While razor clams aren’t an option for sport clammers at Sequim Bay State Park, clams will be in season beginning Tuesday.
Butter and native littleneck clams are the main quarry here.
A state Discover Pass is required and a new 2014-15 shellfish license will be needed at Sequim Bay State Park.
To search Fish and Wildlife’s website for more clamming opportunities visit wdfw.wa.gov/fishing/shellfish/beaches/.
This beach-oriented column continues with a plea for beach walkers and birders interested in collecting data for the Coastal Observation and Seabird Survey Team, or COASST.
COASST is a citizen science project dedicated to involving volunteers in the collection of high-quality data on the status of coastal beaches, and trends of seabirds.
Volunteers systematically count and identify bird carcasses that wash ashore along ocean beaches from northern California to Alaska.
No experience with birds is required just a commitment to survey a specific beach, typically about 3/4 miles in length, each month.
A six-hour COASST training is planned for the Clallam County Courthouse Commissioners Meeting Room No. 160, 223 E. Fourth St., in Port Angeles, from 11 a.m. to 5 p.m. Saturday, April 5.
Attendees will hear how COASST started, learn how to use the custom Beached Birds field guide, and try out their new skills with some actual specimens.
A $20 refundable deposit will provide prospective helpers with a COASST volunteer kit and Beached Birds field guide.
A lunch break is included in the training session.
To reserve your spot at the training email
firstname.lastname@example.org or phone 206-221-6893.
Those unable to attend can get more information from www.coasst.org or by phoning 206-221-6893 for additional information on upcoming events and trainings.
High school regatta
High school sailing returns to Port Angeles Harbor on Saturday with a Northwest Interscholastic Sailing Association regatta.
Sailors from high schools throughout the state west of the Cascade mountains will compete for the chance to hoist the Northwest Interscholastic Sailing Association’s High School Olympic Cup.
The first race is scheduled to begin at 10:30 a.m., weather permitting.
The event is free and open to the public.

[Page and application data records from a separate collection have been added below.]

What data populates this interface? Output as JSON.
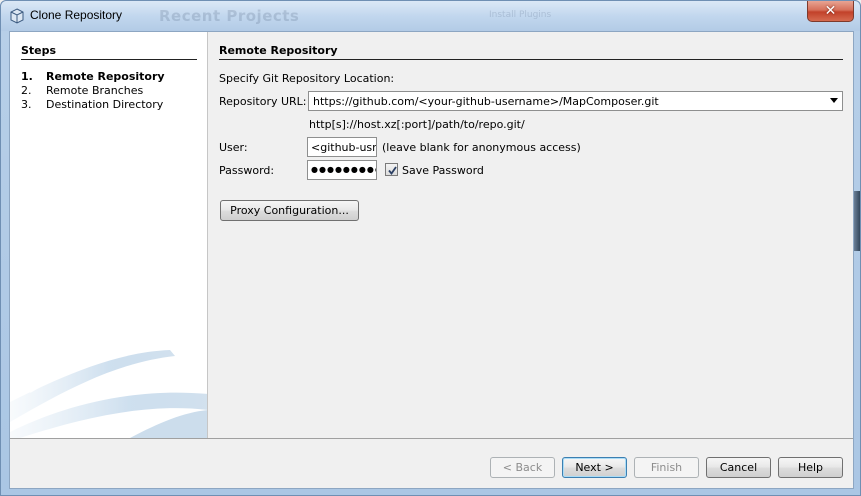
{
  "window": {
    "title": "Clone Repository",
    "background_title": "Recent Projects",
    "background_subtitle": "Install Plugins",
    "close_symbol": "✕"
  },
  "steps": {
    "heading": "Steps",
    "items": [
      {
        "num": "1.",
        "label": "Remote Repository",
        "active": true
      },
      {
        "num": "2.",
        "label": "Remote Branches",
        "active": false
      },
      {
        "num": "3.",
        "label": "Destination Directory",
        "active": false
      }
    ]
  },
  "content": {
    "heading": "Remote Repository",
    "location_label": "Specify Git Repository Location:",
    "url_label": "Repository URL:",
    "url_value": "https://github.com/<your-github-username>/MapComposer.git",
    "url_hint": "http[s]://host.xz[:port]/path/to/repo.git/",
    "user_label": "User:",
    "user_value": "<github-usr>",
    "user_hint": "(leave blank for anonymous access)",
    "password_label": "Password:",
    "password_value": "●●●●●●●●●",
    "save_password_label": "Save Password",
    "save_password_checked": true,
    "proxy_button": "Proxy Configuration..."
  },
  "footer": {
    "back": "< Back",
    "next": "Next >",
    "finish": "Finish",
    "cancel": "Cancel",
    "help": "Help"
  },
  "colors": {
    "title_bar": "#c2d7ee",
    "close_button": "#c2412a",
    "default_button_border": "#3c7fb1"
  }
}
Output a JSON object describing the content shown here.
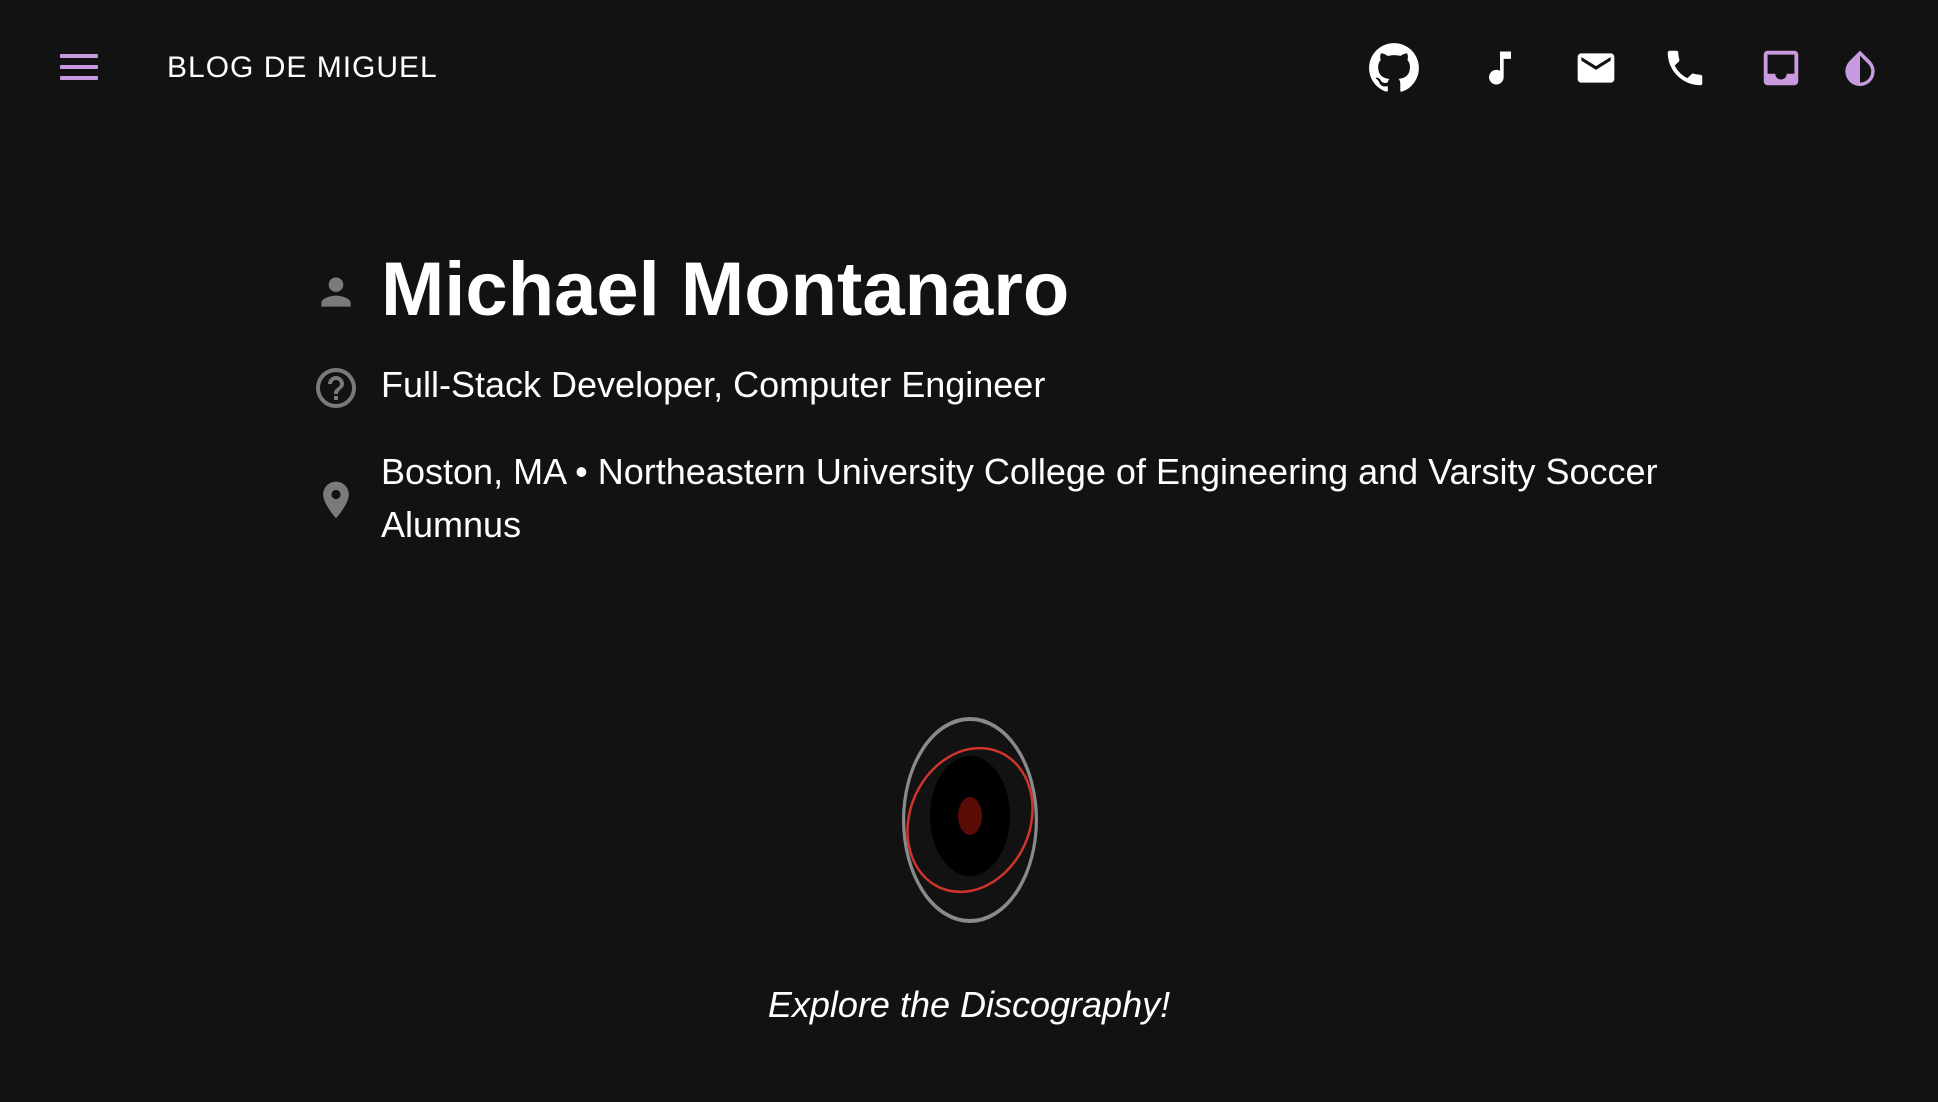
{
  "topbar": {
    "brand": "BLOG DE MIGUEL",
    "icons": [
      "menu-icon",
      "github-icon",
      "music-note-icon",
      "email-icon",
      "phone-icon",
      "inbox-icon",
      "theme-toggle-icon"
    ],
    "accent_color": "#c89be0"
  },
  "profile": {
    "name": "Michael Montanaro",
    "role": "Full-Stack Developer, Computer Engineer",
    "location": "Boston, MA • Northeastern University College of Engineering and Varsity Soccer Alumnus"
  },
  "cta": {
    "label": "Explore the Discography!"
  },
  "colors": {
    "background": "#121212",
    "icon_gray": "#7a7a7a",
    "disc_red": "#d0352b"
  }
}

Racing may be viewed from the Port Angeles Yacht Club located at 1305 Marine Drive.
For more information contact Port Angeles Yacht Club Commodore Randy Volker at email@example.com or 619-884-4599.
Outdoors columnist Michael Carman appears here Thursdays and Fridays. He can be reached at 360-452-2345, ext. 5152 or at firstname.lastname@example.org.
Last modified: March 26. 2014 6:12PM